I don’t want to go over these grounds too much, expect to restate what I have said before. If there is to be DRM (and we don’t see much chance of it going away in the mainstream ebook world any time soon), when it must be seamless to the user. If they can pick up pretty much any device they like to use, and read the book, then later, pick up another device, and carry on right where they left off on device one, then DRM can work. If they have to jump through hoops, then the DRM is a massive failure. And sadly, a pirated version of a book might be a better option. When that happens, everyone involved in the creative process loses.

Why reading fiction is good for you

This is a great summary from YouTuber and former doctor, Ali Abdaal:

Is your fiction just fiction, or is it based in truth?


It’s fun reading some of the questions that come in from this site, usually from writers starting off: maybe they have a rough idea of the novel or screenplay they want to write. Maybe they’re halfway through and for whatever reason something is not quite sticking. I’m really sorry I don’t reply to them all individually, but I’m grateful for these messages. Not least of all because it’s useful to see where people are struggling, and what universal problems people have.

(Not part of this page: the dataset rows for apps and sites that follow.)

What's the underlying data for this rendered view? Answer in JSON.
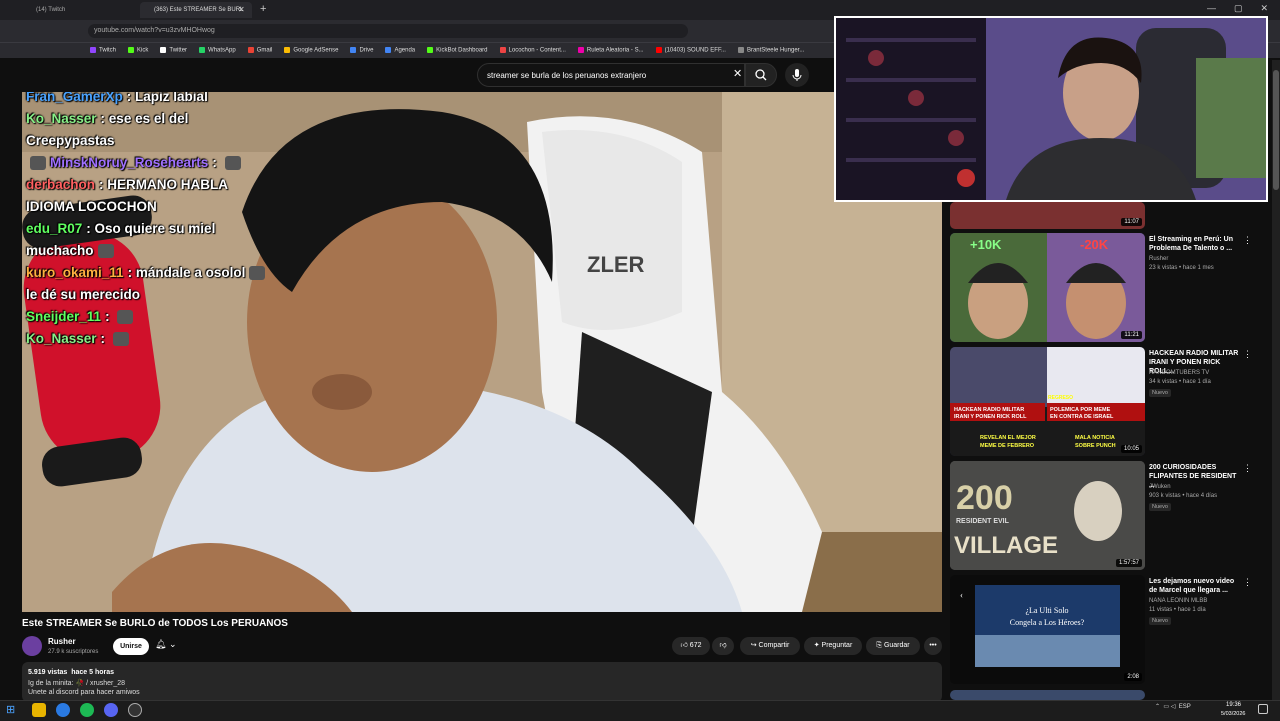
{
  "browser": {
    "tabs": [
      {
        "label": "(14) Twitch"
      },
      {
        "label": "(363) Este STREAMER Se BURL"
      }
    ],
    "new_tab": "+",
    "address": "youtube.com/watch?v=u3zvMHOHwog",
    "bookmarks": [
      {
        "label": "Twitch",
        "color": "#9146ff"
      },
      {
        "label": "Kick",
        "color": "#53fc18"
      },
      {
        "label": "Twitter",
        "color": "#ffffff"
      },
      {
        "label": "WhatsApp",
        "color": "#25d366"
      },
      {
        "label": "Gmail",
        "color": "#ea4335"
      },
      {
        "label": "Google AdSense",
        "color": "#fbbc04"
      },
      {
        "label": "Drive",
        "color": "#4285f4"
      },
      {
        "label": "Agenda",
        "color": "#4285f4"
      },
      {
        "label": "KickBot Dashboard",
        "color": "#53fc18"
      },
      {
        "label": "Locochon - Content...",
        "color": "#e44"
      },
      {
        "label": "Ruleta Aleatoria - S...",
        "color": "#e0a"
      },
      {
        "label": "(10403) SOUND EFF...",
        "color": "#f00"
      },
      {
        "label": "BrantSteele Hunger...",
        "color": "#888"
      }
    ]
  },
  "youtube": {
    "search_query": "streamer se burla de los peruanos extranjero",
    "search_icon": "search-icon",
    "mic_icon": "mic-icon"
  },
  "chat": [
    {
      "user": "Fran_GamerXp",
      "text": "Lapiz labial",
      "color": "#4aa3ff"
    },
    {
      "user": "Ko_Nasser",
      "text": "ese es el del",
      "color": "#88f088"
    },
    {
      "user": "",
      "text": "Creepypastas",
      "color": "#ffffff"
    },
    {
      "user": "MinskNoruy_Rosehearts",
      "text": "",
      "color": "#a070ff"
    },
    {
      "user": "derbachon",
      "text": "HERMANO HABLA",
      "color": "#ff6060"
    },
    {
      "user": "",
      "text": "IDIOMA LOCOCHON",
      "color": "#ffffff"
    },
    {
      "user": "edu_R07",
      "text": "Oso quiere su miel",
      "color": "#60ff60"
    },
    {
      "user": "",
      "text": "muchacho",
      "color": "#ffffff"
    },
    {
      "user": "kuro_okami_11",
      "text": "mándale a osolol",
      "color": "#ffb040"
    },
    {
      "user": "",
      "text": "le dé su merecido",
      "color": "#ffffff"
    },
    {
      "user": "Sneijder_11",
      "text": "",
      "color": "#60ff60"
    },
    {
      "user": "Ko_Nasser",
      "text": "",
      "color": "#88f088"
    }
  ],
  "video": {
    "title": "Este STREAMER Se BURLO de TODOS Los PERUANOS",
    "channel": "Rusher",
    "subscribers": "27.9 k suscriptores",
    "join_label": "Unirse",
    "likes": "672",
    "share_label": "Compartir",
    "ask_label": "Preguntar",
    "save_label": "Guardar",
    "views": "5.919 vistas",
    "time_ago": "hace 5 horas",
    "desc_line1": "Ig de la minita: 🥀 / xrusher_28",
    "desc_line2": "Unete al discord para hacer amiwos"
  },
  "recommendations": [
    {
      "title": "",
      "channel": "",
      "meta": "",
      "duration": "11:07",
      "badge": ""
    },
    {
      "title": "El Streaming en Perú: Un Problema De Talento o ...",
      "channel": "Rusher",
      "meta": "23 k vistas • hace 1 mes",
      "duration": "11:21",
      "badge": ""
    },
    {
      "title": "HACKEAN RADIO MILITAR IRANI Y PONEN RICK ROLL...",
      "channel": "RANDOMTUBERS TV",
      "meta": "34 k vistas • hace 1 día",
      "duration": "10:05",
      "badge": "Nuevo"
    },
    {
      "title": "200 CURIOSIDADES FLIPANTES DE RESIDENT ...",
      "channel": "JWuken",
      "meta": "903 k vistas • hace 4 días",
      "duration": "1:57:57",
      "badge": "Nuevo"
    },
    {
      "title": "Les dejamos nuevo video de Marcel que llegara ...",
      "channel": "NANA LEONIN MLBB",
      "meta": "11 vistas • hace 1 día",
      "duration": "2:08",
      "badge": "Nuevo"
    }
  ],
  "thumb_text": {
    "t2_left": "+10K",
    "t2_right": "-20K",
    "t3_a": "HACKEAN RADIO MILITAR",
    "t3_b": "IRANI Y PONEN RICK ROLL",
    "t3_c": "REGRESO",
    "t3_d": "POLEMICA POR MEME",
    "t3_e": "EN CONTRA DE ISRAEL",
    "t3_f": "REVELAN EL MEJOR",
    "t3_g": "MEME DE FEBRERO",
    "t3_h": "MALA NOTICIA",
    "t3_i": "SOBRE PUNCH",
    "t4_a": "200",
    "t4_b": "RESIDENT EVIL",
    "t4_c": "VILLAGE",
    "t5_a": "¿La Ulti Solo",
    "t5_b": "Congela a Los Héroes?"
  },
  "taskbar": {
    "lang": "ESP",
    "time": "19:36",
    "date": "5/03/2026"
  }
}
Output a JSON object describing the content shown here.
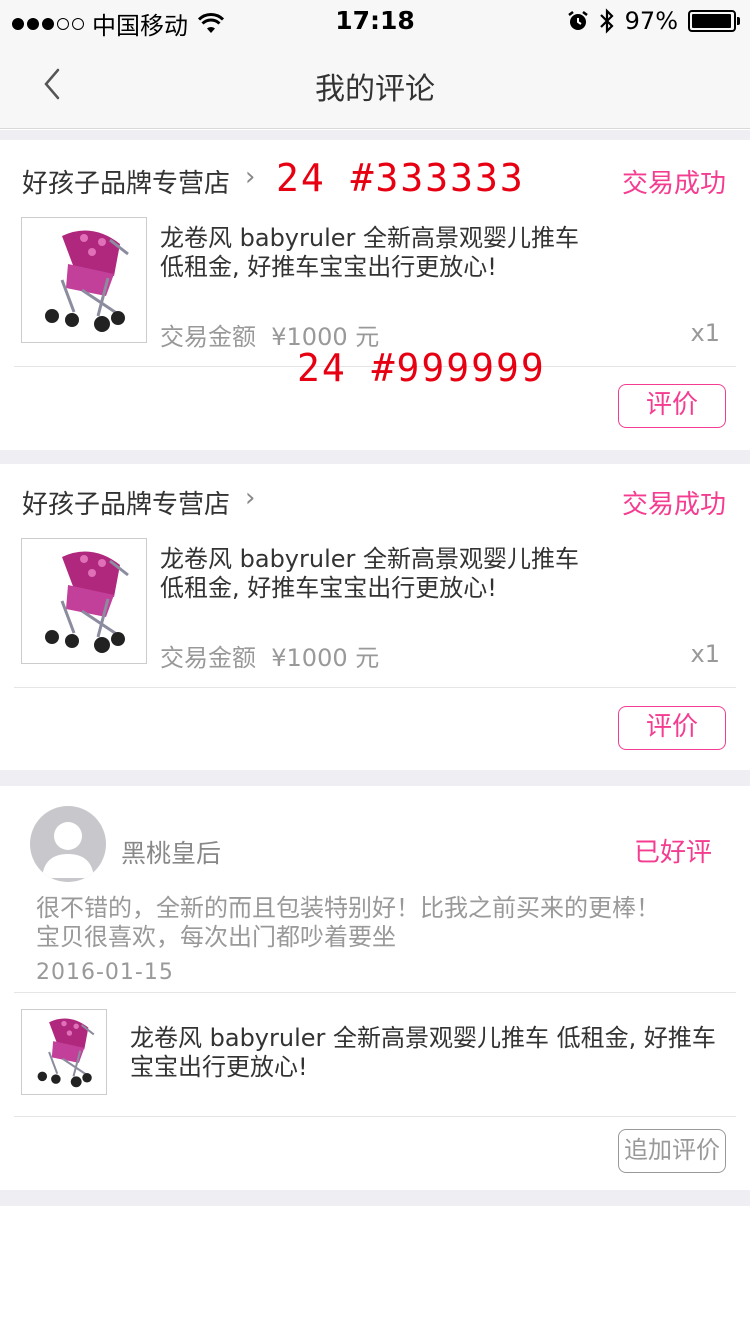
{
  "status_bar": {
    "carrier": "中国移动",
    "time": "17:18",
    "battery_text": "97%",
    "battery_level": 0.97
  },
  "nav": {
    "title": "我的评论"
  },
  "orders": [
    {
      "shop_name": "好孩子品牌专营店",
      "status": "交易成功",
      "product_title_line1": "龙卷风 babyruler  全新高景观婴儿推车",
      "product_title_line2": "低租金, 好推车宝宝出行更放心!",
      "amount_label": "交易金额",
      "amount": "¥1000 元",
      "quantity": "x1",
      "action_label": "评价"
    },
    {
      "shop_name": "好孩子品牌专营店",
      "status": "交易成功",
      "product_title_line1": "龙卷风 babyruler  全新高景观婴儿推车",
      "product_title_line2": "低租金, 好推车宝宝出行更放心!",
      "amount_label": "交易金额",
      "amount": "¥1000 元",
      "quantity": "x1",
      "action_label": "评价"
    }
  ],
  "review": {
    "user_name": "黑桃皇后",
    "status": "已好评",
    "text_line1": "很不错的，全新的而且包装特别好！比我之前买来的更棒！",
    "text_line2": "宝贝很喜欢，每次出门都吵着要坐",
    "date": "2016-01-15",
    "product_title_line1": "龙卷风 babyruler  全新高景观婴儿推车 低租金, 好推车",
    "product_title_line2": "宝宝出行更放心!",
    "action_label": "追加评价"
  },
  "annotations": {
    "label_1": "24 #333333",
    "label_2": "24 #999999"
  },
  "colors": {
    "accent": "#f43c90",
    "text_primary": "#333333",
    "text_secondary": "#999999",
    "annotation": "#e60012",
    "section_gap": "#eeeef3"
  },
  "icons": {
    "back": "chevron-left-icon",
    "shop_arrow": "chevron-right-icon",
    "alarm": "alarm-icon",
    "bluetooth": "bluetooth-icon",
    "wifi": "wifi-icon",
    "avatar": "user-avatar-icon"
  }
}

On more than one occasion now I’ve been asked about the overall importance of the story. That is to say, whether a story should always be speaking some higher truth. And with that, a few times now, I’ve been asked if the fictional stories I write talk about things I really believe in. Whether or not there is a higher, ethical message contained in the story. Or some simple propaganda that I’d like to release into the world.

Am I using my trashy thrillers to convey some “higher truths”? Well, you know, I think it’s important not to overthink this kind of thing. To say your story either has to be a didactic sermon in disguise or that it has to run a mile from that, is a false dichotomy.

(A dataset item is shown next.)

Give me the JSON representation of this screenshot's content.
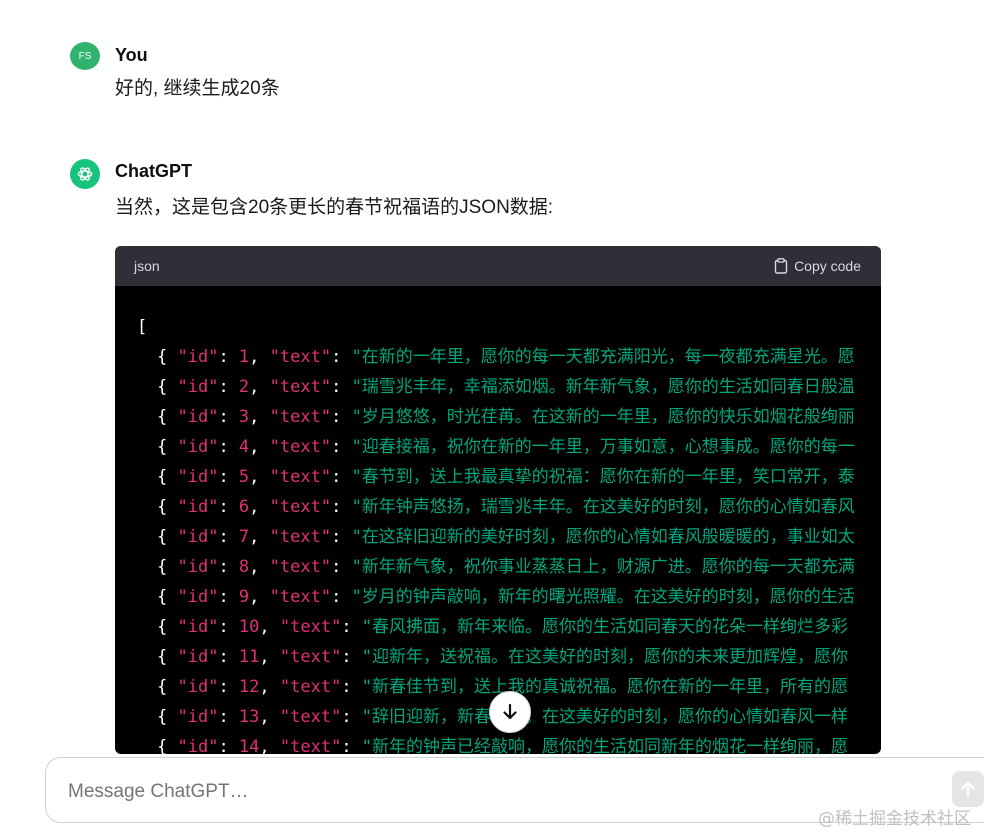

Yes, many of the things I write are things I believe in and would stand by. They have to be based in some part around the way I feel humans think and act – rightly or wrongly – because I’m trying to create a world for the reader. It’s hard to do that if you don’t believe in some of the premise in the first place.

But if every character was a mere mouthpiece for my views, biases and perspectives, that would not be an interesting story. Everyone in the story would be a cardboard cutout, with no “life” or independent action. When I’m fleshing my story out, the choices and words that they come up with should be a delight and surprise for me too. That’s how I know it’s working.

A book where I’m in total conscious control, and I’m trying to dictate every specific detail, where it all has to confirm to my narrow view of the world? Well, I wouldn’t want to read that book. And if I wouldn’t want to read it, why would anybody else?